■ Dataset records ■

※ ※ ※

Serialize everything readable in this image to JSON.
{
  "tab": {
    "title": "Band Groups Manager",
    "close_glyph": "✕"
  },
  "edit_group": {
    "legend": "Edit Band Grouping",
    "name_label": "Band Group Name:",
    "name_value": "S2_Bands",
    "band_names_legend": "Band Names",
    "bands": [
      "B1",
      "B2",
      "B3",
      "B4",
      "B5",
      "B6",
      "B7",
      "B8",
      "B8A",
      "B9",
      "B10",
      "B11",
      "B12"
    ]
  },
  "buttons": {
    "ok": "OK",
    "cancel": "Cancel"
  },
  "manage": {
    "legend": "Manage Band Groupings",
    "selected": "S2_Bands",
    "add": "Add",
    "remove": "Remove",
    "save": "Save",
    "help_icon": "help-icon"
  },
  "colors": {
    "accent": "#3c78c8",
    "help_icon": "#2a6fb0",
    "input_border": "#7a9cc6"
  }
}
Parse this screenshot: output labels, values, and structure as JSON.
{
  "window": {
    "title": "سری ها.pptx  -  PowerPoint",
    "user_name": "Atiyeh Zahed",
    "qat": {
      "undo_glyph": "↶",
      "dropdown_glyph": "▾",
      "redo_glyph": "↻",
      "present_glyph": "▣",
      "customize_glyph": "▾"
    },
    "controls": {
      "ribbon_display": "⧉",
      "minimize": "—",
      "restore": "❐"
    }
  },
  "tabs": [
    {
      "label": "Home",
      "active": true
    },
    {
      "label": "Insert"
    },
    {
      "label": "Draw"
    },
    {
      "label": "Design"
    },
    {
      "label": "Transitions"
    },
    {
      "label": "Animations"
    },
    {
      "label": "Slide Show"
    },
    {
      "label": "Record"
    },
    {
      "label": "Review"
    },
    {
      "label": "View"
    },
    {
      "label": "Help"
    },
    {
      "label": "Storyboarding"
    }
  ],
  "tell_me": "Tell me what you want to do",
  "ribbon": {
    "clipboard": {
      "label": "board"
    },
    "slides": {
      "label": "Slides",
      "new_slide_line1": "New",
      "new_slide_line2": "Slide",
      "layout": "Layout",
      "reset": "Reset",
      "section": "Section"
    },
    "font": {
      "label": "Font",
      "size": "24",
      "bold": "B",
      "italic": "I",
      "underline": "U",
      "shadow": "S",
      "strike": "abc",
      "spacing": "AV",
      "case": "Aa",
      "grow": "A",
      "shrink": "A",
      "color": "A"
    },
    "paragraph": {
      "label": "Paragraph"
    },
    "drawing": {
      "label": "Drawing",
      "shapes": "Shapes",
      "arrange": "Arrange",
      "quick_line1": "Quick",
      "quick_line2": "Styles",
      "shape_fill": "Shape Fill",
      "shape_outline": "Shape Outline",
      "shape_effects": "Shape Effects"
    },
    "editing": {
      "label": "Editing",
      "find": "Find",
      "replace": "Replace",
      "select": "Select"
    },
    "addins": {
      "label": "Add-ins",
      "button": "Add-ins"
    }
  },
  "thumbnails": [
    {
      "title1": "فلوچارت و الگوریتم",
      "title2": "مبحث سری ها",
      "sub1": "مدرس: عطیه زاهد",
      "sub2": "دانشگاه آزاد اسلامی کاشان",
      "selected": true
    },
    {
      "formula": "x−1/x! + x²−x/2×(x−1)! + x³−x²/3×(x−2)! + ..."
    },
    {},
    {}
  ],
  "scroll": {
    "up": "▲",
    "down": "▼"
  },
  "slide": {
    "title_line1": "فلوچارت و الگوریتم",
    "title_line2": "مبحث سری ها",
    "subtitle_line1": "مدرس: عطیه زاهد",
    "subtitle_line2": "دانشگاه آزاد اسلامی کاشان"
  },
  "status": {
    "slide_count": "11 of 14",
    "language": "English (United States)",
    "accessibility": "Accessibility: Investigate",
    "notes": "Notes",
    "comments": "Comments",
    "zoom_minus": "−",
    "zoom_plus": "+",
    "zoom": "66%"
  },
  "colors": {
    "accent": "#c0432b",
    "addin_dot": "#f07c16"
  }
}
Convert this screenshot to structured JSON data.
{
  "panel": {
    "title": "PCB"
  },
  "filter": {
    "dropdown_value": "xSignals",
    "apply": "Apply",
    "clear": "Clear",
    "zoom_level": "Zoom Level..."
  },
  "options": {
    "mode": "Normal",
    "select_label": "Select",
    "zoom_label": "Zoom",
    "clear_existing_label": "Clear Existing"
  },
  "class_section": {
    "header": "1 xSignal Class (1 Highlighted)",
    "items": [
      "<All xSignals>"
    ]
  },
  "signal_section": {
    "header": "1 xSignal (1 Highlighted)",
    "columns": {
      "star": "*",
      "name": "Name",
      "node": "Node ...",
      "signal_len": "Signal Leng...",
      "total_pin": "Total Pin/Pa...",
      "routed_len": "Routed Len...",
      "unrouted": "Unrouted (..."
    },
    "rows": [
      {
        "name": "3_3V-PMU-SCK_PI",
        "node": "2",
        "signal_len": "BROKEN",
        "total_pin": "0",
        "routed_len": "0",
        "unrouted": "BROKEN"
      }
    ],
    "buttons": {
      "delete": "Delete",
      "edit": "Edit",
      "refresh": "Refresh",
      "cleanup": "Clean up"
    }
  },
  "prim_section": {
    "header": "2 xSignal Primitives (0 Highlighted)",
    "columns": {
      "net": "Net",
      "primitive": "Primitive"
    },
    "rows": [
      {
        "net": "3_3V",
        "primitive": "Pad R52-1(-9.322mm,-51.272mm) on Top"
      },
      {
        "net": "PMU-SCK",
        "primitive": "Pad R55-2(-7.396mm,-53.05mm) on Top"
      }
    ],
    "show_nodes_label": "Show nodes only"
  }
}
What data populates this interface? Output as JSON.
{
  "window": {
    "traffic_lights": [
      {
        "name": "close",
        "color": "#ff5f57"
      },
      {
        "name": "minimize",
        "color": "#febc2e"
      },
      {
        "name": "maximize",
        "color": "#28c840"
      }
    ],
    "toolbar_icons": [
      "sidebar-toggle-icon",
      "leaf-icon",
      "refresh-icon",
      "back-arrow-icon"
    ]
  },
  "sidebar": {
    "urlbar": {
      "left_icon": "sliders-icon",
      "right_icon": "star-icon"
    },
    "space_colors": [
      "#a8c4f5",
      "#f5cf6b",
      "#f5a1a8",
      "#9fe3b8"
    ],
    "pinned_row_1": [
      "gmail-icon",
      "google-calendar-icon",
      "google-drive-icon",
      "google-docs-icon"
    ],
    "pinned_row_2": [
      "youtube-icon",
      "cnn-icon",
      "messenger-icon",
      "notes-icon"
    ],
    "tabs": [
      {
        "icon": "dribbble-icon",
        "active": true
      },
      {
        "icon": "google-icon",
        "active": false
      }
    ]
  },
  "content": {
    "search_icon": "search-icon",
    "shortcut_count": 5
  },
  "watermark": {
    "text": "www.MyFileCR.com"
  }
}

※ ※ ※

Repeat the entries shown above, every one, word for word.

■ Result for this exercise ■
Serialize everything readable in this image to JSON.
{
  "tab": {
    "title": "Band Groups Manager",
    "close_glyph": "✕"
  },
  "edit_group": {
    "legend": "Edit Band Grouping",
    "name_label": "Band Group Name:",
    "name_value": "S2_Bands",
    "band_names_legend": "Band Names",
    "bands": [
      "B1",
      "B2",
      "B3",
      "B4",
      "B5",
      "B6",
      "B7",
      "B8",
      "B8A",
      "B9",
      "B10",
      "B11",
      "B12"
    ]
  },
  "buttons": {
    "ok": "OK",
    "cancel": "Cancel"
  },
  "manage": {
    "legend": "Manage Band Groupings",
    "selected": "S2_Bands",
    "add": "Add",
    "remove": "Remove",
    "save": "Save",
    "help_icon": "help-icon"
  },
  "colors": {
    "accent": "#3c78c8",
    "help_icon": "#2a6fb0",
    "input_border": "#7a9cc6"
  }
}
Parse this screenshot: output labels, values, and structure as JSON.
{
  "window": {
    "title": "سری ها.pptx  -  PowerPoint",
    "user_name": "Atiyeh Zahed",
    "qat": {
      "undo_glyph": "↶",
      "dropdown_glyph": "▾",
      "redo_glyph": "↻",
      "present_glyph": "▣",
      "customize_glyph": "▾"
    },
    "controls": {
      "ribbon_display": "⧉",
      "minimize": "—",
      "restore": "❐"
    }
  },
  "tabs": [
    {
      "label": "Home",
      "active": true
    },
    {
      "label": "Insert"
    },
    {
      "label": "Draw"
    },
    {
      "label": "Design"
    },
    {
      "label": "Transitions"
    },
    {
      "label": "Animations"
    },
    {
      "label": "Slide Show"
    },
    {
      "label": "Record"
    },
    {
      "label": "Review"
    },
    {
      "label": "View"
    },
    {
      "label": "Help"
    },
    {
      "label": "Storyboarding"
    }
  ],
  "tell_me": "Tell me what you want to do",
  "ribbon": {
    "clipboard": {
      "label": "board"
    },
    "slides": {
      "label": "Slides",
      "new_slide_line1": "New",
      "new_slide_line2": "Slide",
      "layout": "Layout",
      "reset": "Reset",
      "section": "Section"
    },
    "font": {
      "label": "Font",
      "size": "24",
      "bold": "B",
      "italic": "I",
      "underline": "U",
      "shadow": "S",
      "strike": "abc",
      "spacing": "AV",
      "case": "Aa",
      "grow": "A",
      "shrink": "A",
      "color": "A"
    },
    "paragraph": {
      "label": "Paragraph"
    },
    "drawing": {
      "label": "Drawing",
      "shapes": "Shapes",
      "arrange": "Arrange",
      "quick_line1": "Quick",
      "quick_line2": "Styles",
      "shape_fill": "Shape Fill",
      "shape_outline": "Shape Outline",
      "shape_effects": "Shape Effects"
    },
    "editing": {
      "label": "Editing",
      "find": "Find",
      "replace": "Replace",
      "select": "Select"
    },
    "addins": {
      "label": "Add-ins",
      "button": "Add-ins"
    }
  },
  "thumbnails": [
    {
      "title1": "فلوچارت و الگوریتم",
      "title2": "مبحث سری ها",
      "sub1": "مدرس: عطیه زاهد",
      "sub2": "دانشگاه آزاد اسلامی کاشان",
      "selected": true
    },
    {
      "formula": "x−1/x! + x²−x/2×(x−1)! + x³−x²/3×(x−2)! + ..."
    },
    {},
    {}
  ],
  "scroll": {
    "up": "▲",
    "down": "▼"
  },
  "slide": {
    "title_line1": "فلوچارت و الگوریتم",
    "title_line2": "مبحث سری ها",
    "subtitle_line1": "مدرس: عطیه زاهد",
    "subtitle_line2": "دانشگاه آزاد اسلامی کاشان"
  },
  "status": {
    "slide_count": "11 of 14",
    "language": "English (United States)",
    "accessibility": "Accessibility: Investigate",
    "notes": "Notes",
    "comments": "Comments",
    "zoom_minus": "−",
    "zoom_plus": "+",
    "zoom": "66%"
  },
  "colors": {
    "accent": "#c0432b",
    "addin_dot": "#f07c16"
  }
}
Convert this screenshot to structured JSON data.
{
  "panel": {
    "title": "PCB"
  },
  "filter": {
    "dropdown_value": "xSignals",
    "apply": "Apply",
    "clear": "Clear",
    "zoom_level": "Zoom Level..."
  },
  "options": {
    "mode": "Normal",
    "select_label": "Select",
    "zoom_label": "Zoom",
    "clear_existing_label": "Clear Existing"
  },
  "class_section": {
    "header": "1 xSignal Class (1 Highlighted)",
    "items": [
      "<All xSignals>"
    ]
  },
  "signal_section": {
    "header": "1 xSignal (1 Highlighted)",
    "columns": {
      "star": "*",
      "name": "Name",
      "node": "Node ...",
      "signal_len": "Signal Leng...",
      "total_pin": "Total Pin/Pa...",
      "routed_len": "Routed Len...",
      "unrouted": "Unrouted (..."
    },
    "rows": [
      {
        "name": "3_3V-PMU-SCK_PI",
        "node": "2",
        "signal_len": "BROKEN",
        "total_pin": "0",
        "routed_len": "0",
        "unrouted": "BROKEN"
      }
    ],
    "buttons": {
      "delete": "Delete",
      "edit": "Edit",
      "refresh": "Refresh",
      "cleanup": "Clean up"
    }
  },
  "prim_section": {
    "header": "2 xSignal Primitives (0 Highlighted)",
    "columns": {
      "net": "Net",
      "primitive": "Primitive"
    },
    "rows": [
      {
        "net": "3_3V",
        "primitive": "Pad R52-1(-9.322mm,-51.272mm) on Top"
      },
      {
        "net": "PMU-SCK",
        "primitive": "Pad R55-2(-7.396mm,-53.05mm) on Top"
      }
    ],
    "show_nodes_label": "Show nodes only"
  }
}
What data populates this interface? Output as JSON.
{
  "window": {
    "traffic_lights": [
      {
        "name": "close",
        "color": "#ff5f57"
      },
      {
        "name": "minimize",
        "color": "#febc2e"
      },
      {
        "name": "maximize",
        "color": "#28c840"
      }
    ],
    "toolbar_icons": [
      "sidebar-toggle-icon",
      "leaf-icon",
      "refresh-icon",
      "back-arrow-icon"
    ]
  },
  "sidebar": {
    "urlbar": {
      "left_icon": "sliders-icon",
      "right_icon": "star-icon"
    },
    "space_colors": [
      "#a8c4f5",
      "#f5cf6b",
      "#f5a1a8",
      "#9fe3b8"
    ],
    "pinned_row_1": [
      "gmail-icon",
      "google-calendar-icon",
      "google-drive-icon",
      "google-docs-icon"
    ],
    "pinned_row_2": [
      "youtube-icon",
      "cnn-icon",
      "messenger-icon",
      "notes-icon"
    ],
    "tabs": [
      {
        "icon": "dribbble-icon",
        "active": true
      },
      {
        "icon": "google-icon",
        "active": false
      }
    ]
  },
  "content": {
    "search_icon": "search-icon",
    "shortcut_count": 5
  },
  "watermark": {
    "text": "www.MyFileCR.com"
  }
}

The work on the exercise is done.